Just as I was starting to settle into the flow of the book, Part III opens with Section I on pages 225 - 228 of the 373 page book. This section is nothing but a film summary and Micah's obituary. Then Section II continues and Micah is very much alive and it is nowhere near the end of his life. Which left me saying "What the heck?" and wondering who thought THAT spot was the best location to place the obituary. Like the editor fell asleep on the job (which I can believe given the storyline). Wham! Here's an obituary and now we're going to continue on as if you never saw it and we're never going to mention it again. Weird!
Maybe it was to reassure us that when we got to the part where Micah was in bed with his mistress, and her husband came home and caught them, he wasn't going to die. In fact, the husband sits down and watches and tells him to take his time and finish! Like I said - weird!
Finally on page 294 I was rewarded for my reading with a gem that I will carry with me and ponder for years to come. Izzy writes, "The thing you fear most is the thing that will happen." (That "thing" being "death".) Soon after that were a couple of other fun things to ponder. Like the ventriloquist's dummy on page 308 that Micah explained, "Just because he's fake doesn't mean he isn't real." Then on the next page the ideas of "What happens to a place when you leave? Does it go on without you or continue in your imagination unabated?"
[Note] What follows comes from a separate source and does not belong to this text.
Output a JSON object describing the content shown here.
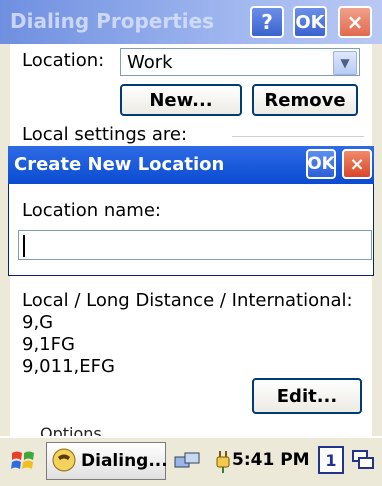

Twenty pages from the end, it is finally Micah's true moment to shine. For a moment I thought he might actually do the right thing and discover his true self. He didn't make the choice I hoped he would. He did what society would dictate. I guess it's up to the reader to decide if it was the best choice. This was not a book that I ended with a sigh and fond memories. It was more of a, "whew, thank goodness that's done with."